During his time in KI, Dean Flanagan stayed as a guest at the home of Chief Donny Morris and his family, and participated in local events, ceremonies and school visits. The dean made the week-long trip with alumnus David Sharpe (Law’95), a member of the Mohawks of the Bay of Quinte, Tyendinaga Mohawk Territory near Deseronto, Ont.

Mr. Sharpe is the alumni ambassador for Aboriginal student recruitment for the Faculty of Law and president and chief operating officer of Bridging Finance, which provides small- and medium-sized North American companies with alternative financing options. Bridging Finance is also one of the only bridge lenders in Canada to First Nations for infrastructure projects. He also serves as chair of the Board of Governors for First Nations University in Saskatchewan, and has strong connections to Aboriginal causes in Canada, including the Eabametoong Economic Development Corporation, Native Child and Family Services of Toronto and Indspire Institute for Inuit and Aboriginal student mentoring.

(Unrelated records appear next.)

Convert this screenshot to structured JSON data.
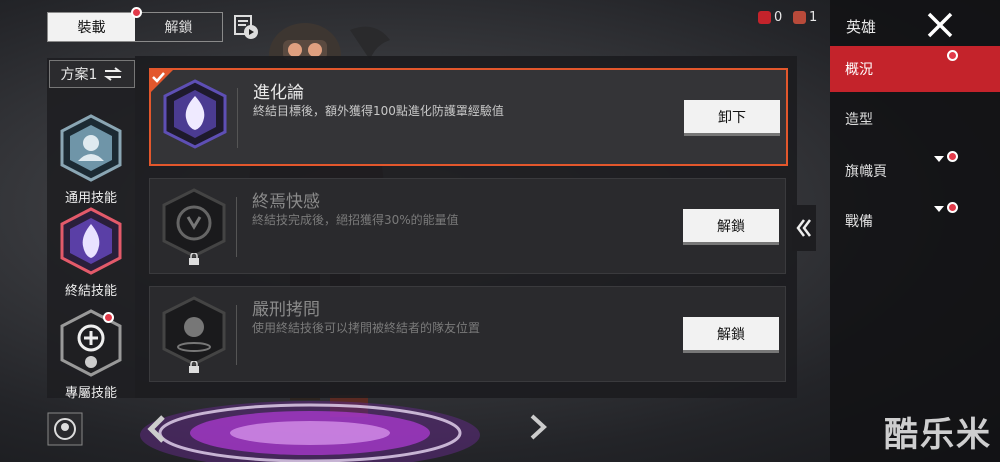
{
  "top_tabs": {
    "equip": "裝載",
    "unlock": "解鎖"
  },
  "plan": {
    "label": "方案1"
  },
  "categories": [
    {
      "label": "通用技能"
    },
    {
      "label": "終結技能"
    },
    {
      "label": "專屬技能"
    }
  ],
  "cards": [
    {
      "title": "進化論",
      "desc": "終結目標後，額外獲得100點進化防護罩經驗值",
      "button": "卸下",
      "selected": true,
      "locked": false
    },
    {
      "title": "終焉快感",
      "desc": "終結技完成後，絕招獲得30%的能量值",
      "button": "解鎖",
      "selected": false,
      "locked": true
    },
    {
      "title": "嚴刑拷問",
      "desc": "使用終結技後可以拷問被終結者的隊友位置",
      "button": "解鎖",
      "selected": false,
      "locked": true
    }
  ],
  "counters": {
    "a": "0",
    "b": "1"
  },
  "right_nav": {
    "header": "英雄",
    "items": [
      "概況",
      "造型",
      "旗幟頁",
      "戰備"
    ]
  },
  "watermark": "酷乐米",
  "colors": {
    "accent": "#e3572c",
    "nav_active": "#c4232b",
    "notify": "#e23a4a"
  }
}
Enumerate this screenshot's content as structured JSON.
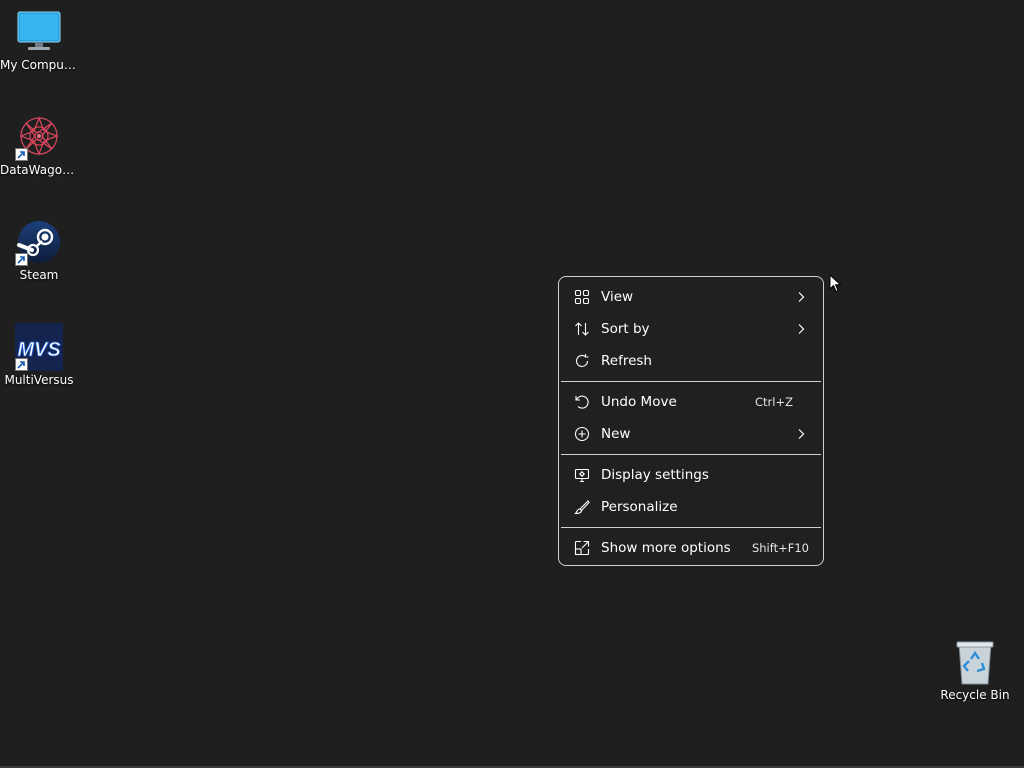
{
  "desktop": {
    "icons": [
      {
        "label": "My Computer",
        "icon": "monitor-icon",
        "shortcut": false
      },
      {
        "label": "DataWagon...",
        "icon": "datawagon-icon",
        "shortcut": true
      },
      {
        "label": "Steam",
        "icon": "steam-icon",
        "shortcut": true
      },
      {
        "label": "MultiVersus",
        "icon": "multiversus-icon",
        "shortcut": true
      },
      {
        "label": "Recycle Bin",
        "icon": "recycle-bin-icon",
        "shortcut": false
      }
    ],
    "multiversus_logo_text": "MVS"
  },
  "context_menu": {
    "items": [
      {
        "label": "View",
        "icon": "grid-icon",
        "submenu": true
      },
      {
        "label": "Sort by",
        "icon": "sort-icon",
        "submenu": true
      },
      {
        "label": "Refresh",
        "icon": "refresh-icon",
        "submenu": false
      },
      {
        "label": "Undo Move",
        "icon": "undo-icon",
        "shortcut": "Ctrl+Z"
      },
      {
        "label": "New",
        "icon": "plus-circle-icon",
        "submenu": true
      },
      {
        "label": "Display settings",
        "icon": "display-settings-icon"
      },
      {
        "label": "Personalize",
        "icon": "brush-icon"
      },
      {
        "label": "Show more options",
        "icon": "show-more-icon",
        "shortcut": "Shift+F10"
      }
    ]
  },
  "colors": {
    "background": "#1f1f1f",
    "menu_background": "#202020",
    "menu_border": "#cfcfcf",
    "text": "#ffffff"
  }
}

Dean Flanagan shares a moment with Queen's Law alumnus David Sharpe (Law'95), who is also the alumni ambassador for Aboriginal student recruitment for the faculty. 

“People can read about First Nations communities in newspapers and online, but until they go and see what’s happening, they don’t have the first-hand knowledge that’s needed to speak honestly about the challenges,” says Mr. Sharpe. “Those who came on this trip were very moved by the experience. When we landed in KI, several were very emotional, even at this early point. It’s difficult. The future for many there is bleak, and that is shocking to see.”

Mr. Sharpe, who is active in recruiting Aboriginal students to Queen’s Law, says education is the best route out of difficult circumstances. However, most children in KI do not finish high school because Grades 11 and 12 are not available at the local school – the youth must travel to Thunder Bay in order to complete their secondary education. Many children are reluctant to leave the community to complete high school and many of those who do travel to Thunder Bay find it difficult to thrive in a program so far away from their support systems at home.

“I really admire Dean Flanagan for making this trip, and I’m proud of Queen’s for all the work the university is doing to improve Aboriginal engagement,” says Mr. Sharpe.

Information on Aboriginal-focused programs and initiatives at Queen’s University is available from Queen’s Four Directions Aboriginal Student Centre.

Queen’s Law has a dedicated admissions category for Aboriginal students, which is available on the Queen’s Law website.